▶ INSTRUCTIONS FOR THE TASK
Pull out every line in the data that has the string "label" in it.

(Component data from apps and pages)
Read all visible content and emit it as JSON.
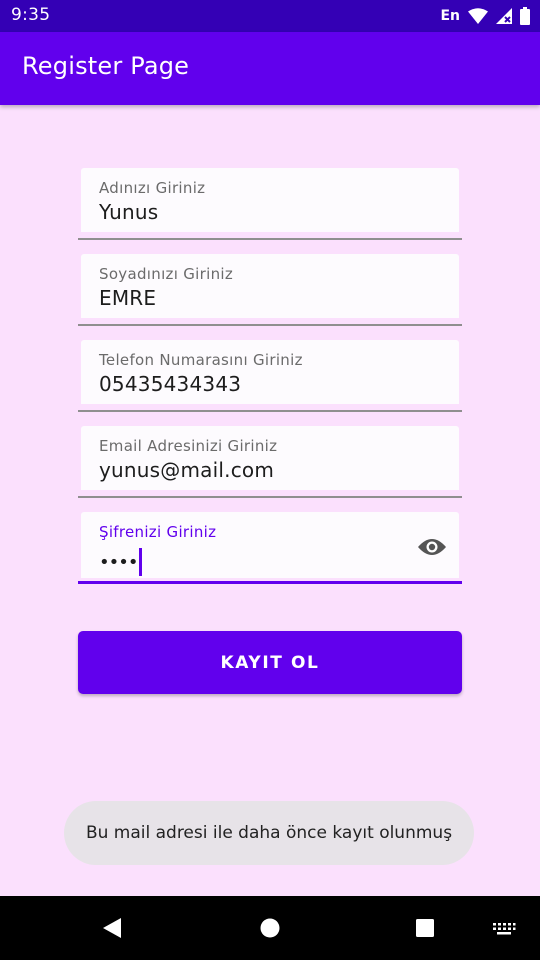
{
  "status_bar": {
    "time": "9:35",
    "language": "En",
    "icons": [
      "wifi-icon",
      "signal-icon",
      "battery-icon"
    ]
  },
  "app_bar": {
    "title": "Register Page"
  },
  "form": {
    "first_name": {
      "label": "Adınızı Giriniz",
      "value": "Yunus"
    },
    "last_name": {
      "label": "Soyadınızı Giriniz",
      "value": "EMRE"
    },
    "phone": {
      "label": "Telefon Numarasını Giriniz",
      "value": "05435434343"
    },
    "email": {
      "label": "Email Adresinizi Giriniz",
      "value": "yunus@mail.com"
    },
    "password": {
      "label": "Şifrenizi Giriniz",
      "masked_value": "••••",
      "toggle_icon": "eye-icon"
    }
  },
  "register_button": {
    "label": "KAYIT OL"
  },
  "toast": {
    "message": "Bu mail adresi ile daha önce kayıt olunmuş"
  },
  "colors": {
    "primary": "#6100ed",
    "primary_dark": "#3400b5",
    "background": "#fbe0fd",
    "toast_background": "#e7e3e8"
  }
}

▶ TASK RESULT
      "label": "Adınızı Giriniz",
      "label": "Soyadınızı Giriniz",
      "label": "Telefon Numarasını Giriniz",
      "label": "Email Adresinizi Giriniz",
      "label": "Şifrenizi Giriniz",
    "label": "KAYIT OL"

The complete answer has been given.